» TASK INSTRUCTIONS:
Gather all lines in the entries that include the word "Platform".

App and web page records
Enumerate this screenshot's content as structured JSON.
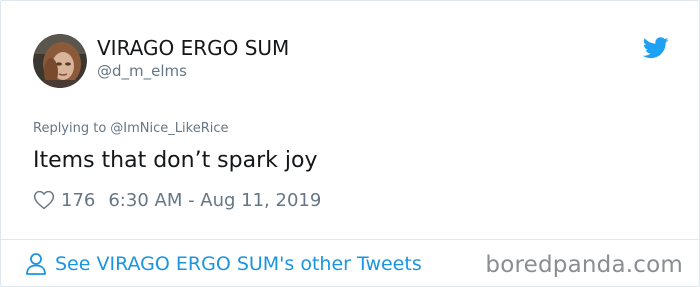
{
  "author": {
    "display_name": "VIRAGO ERGO SUM",
    "handle": "@d_m_elms",
    "avatar": "avatar-photo"
  },
  "brand_icon": "twitter-bird-icon",
  "reply": {
    "prefix": "Replying to",
    "to": "@ImNice_LikeRice"
  },
  "tweet": {
    "text": "Items that don’t spark joy",
    "like_icon": "heart-icon",
    "likes": "176",
    "timestamp": "6:30 AM - Aug 11, 2019"
  },
  "footer": {
    "person_icon": "person-icon",
    "link_label": "See VIRAGO ERGO SUM's other Tweets",
    "watermark": "boredpanda.com"
  },
  "colors": {
    "twitter_blue": "#1da1f2",
    "link_blue": "#1b95e0",
    "secondary_text": "#657786",
    "primary_text": "#14171a",
    "border": "#e1e8ed",
    "watermark": "#8a8d91"
  }
}
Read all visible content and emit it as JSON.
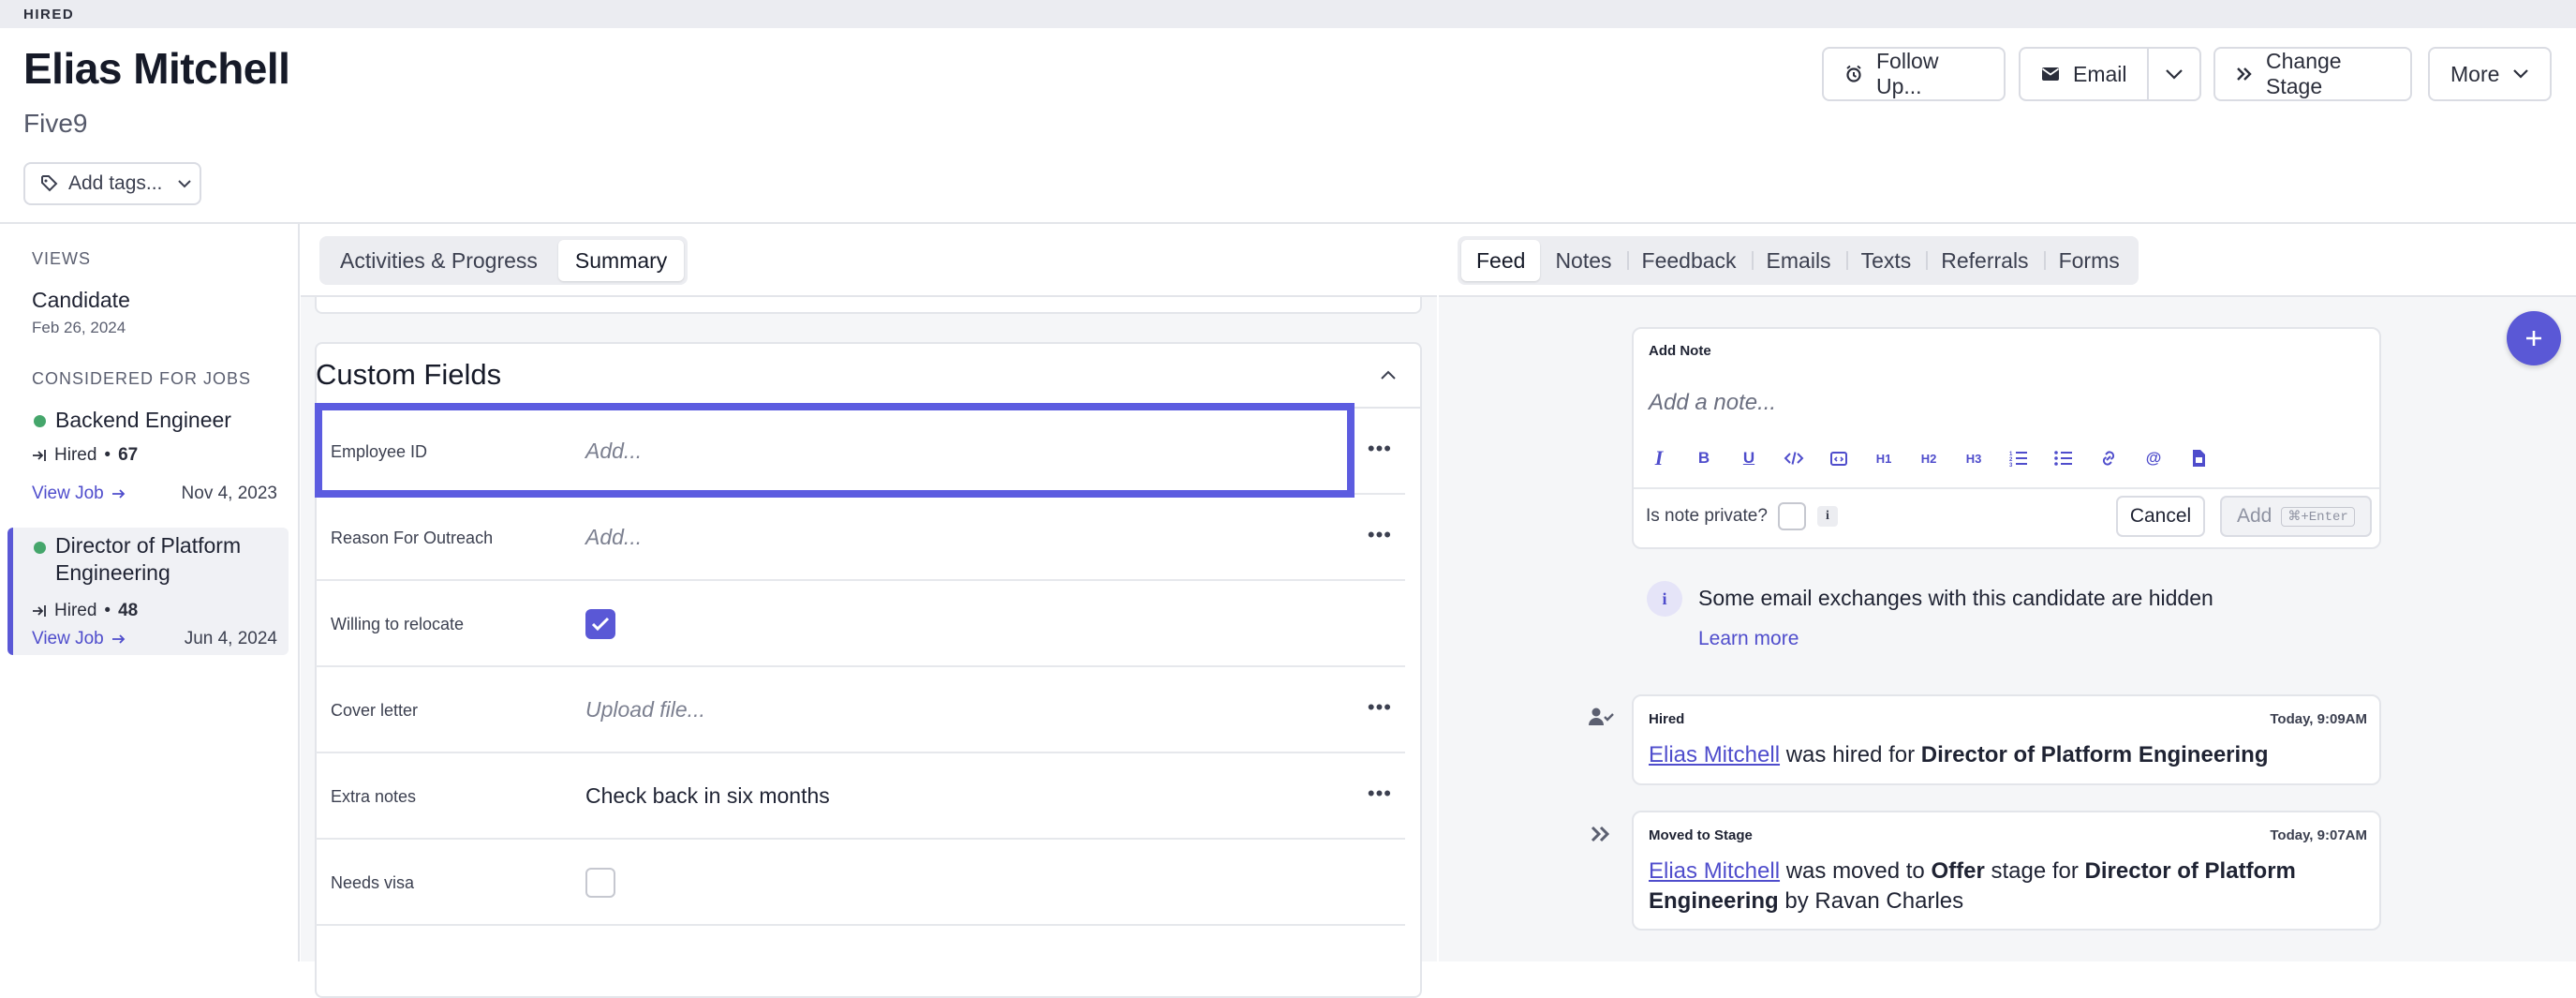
{
  "status_banner": "HIRED",
  "candidate": {
    "name": "Elias Mitchell",
    "company": "Five9"
  },
  "tags": {
    "label": "Add tags..."
  },
  "header_actions": {
    "follow_up": "Follow Up...",
    "email": "Email",
    "change_stage": "Change Stage",
    "more": "More"
  },
  "sidebar": {
    "views_label": "VIEWS",
    "view_title": "Candidate",
    "view_date": "Feb 26, 2024",
    "jobs_label": "CONSIDERED FOR JOBS",
    "jobs": [
      {
        "name": "Backend Engineer",
        "stage": "Hired",
        "count": "67",
        "view": "View Job",
        "date": "Nov 4, 2023"
      },
      {
        "name": "Director of Platform Engineering",
        "stage": "Hired",
        "count": "48",
        "view": "View Job",
        "date": "Jun 4, 2024"
      }
    ]
  },
  "middle": {
    "tabs": [
      "Activities & Progress",
      "Summary"
    ],
    "active_tab": "Summary",
    "card_title": "Custom Fields",
    "fields": [
      {
        "label": "Employee ID",
        "value": "Add...",
        "type": "text",
        "placeholder": true
      },
      {
        "label": "Reason For Outreach",
        "value": "Add...",
        "type": "text",
        "placeholder": true
      },
      {
        "label": "Willing to relocate",
        "value": "",
        "type": "checkbox",
        "checked": true
      },
      {
        "label": "Cover letter",
        "value": "Upload file...",
        "type": "file",
        "placeholder": true
      },
      {
        "label": "Extra notes",
        "value": "Check back in six months",
        "type": "text",
        "placeholder": false
      },
      {
        "label": "Needs visa",
        "value": "",
        "type": "checkbox",
        "checked": false
      }
    ]
  },
  "right": {
    "tabs": [
      "Feed",
      "Notes",
      "Feedback",
      "Emails",
      "Texts",
      "Referrals",
      "Forms"
    ],
    "active_tab": "Feed",
    "note": {
      "label": "Add Note",
      "placeholder": "Add a note...",
      "private_label": "Is note private?",
      "info": "i",
      "cancel": "Cancel",
      "add": "Add",
      "shortcut": "⌘+Enter",
      "toolbar": [
        "italic-icon",
        "bold-icon",
        "underline-icon",
        "code-icon",
        "code-block-icon",
        "h1-icon",
        "h2-icon",
        "h3-icon",
        "ordered-list-icon",
        "bullet-list-icon",
        "link-icon",
        "mention-icon",
        "attachment-icon"
      ]
    },
    "hidden_notice": {
      "text": "Some email exchanges with this candidate are hidden",
      "link": "Learn more"
    },
    "events": [
      {
        "type": "Hired",
        "time": "Today, 9:09AM",
        "person": "Elias Mitchell",
        "t1": " was hired for ",
        "job": "Director of Platform Engineering"
      },
      {
        "type": "Moved to Stage",
        "time": "Today, 9:07AM",
        "person": "Elias Mitchell",
        "t1": " was moved to ",
        "stage": "Offer",
        "t2": " stage for ",
        "job": "Director of Platform Engineering",
        "t3": " by ",
        "actor": "Ravan Charles"
      }
    ]
  },
  "colors": {
    "accent": "#5a58d6",
    "highlight": "#5c5ce0",
    "success": "#45a66b"
  }
}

» WRITTEN ANSWER:
        "name": "Director of Platform Engineering",
        "job": "Director of Platform Engineering"
        "job": "Director of Platform Engineering",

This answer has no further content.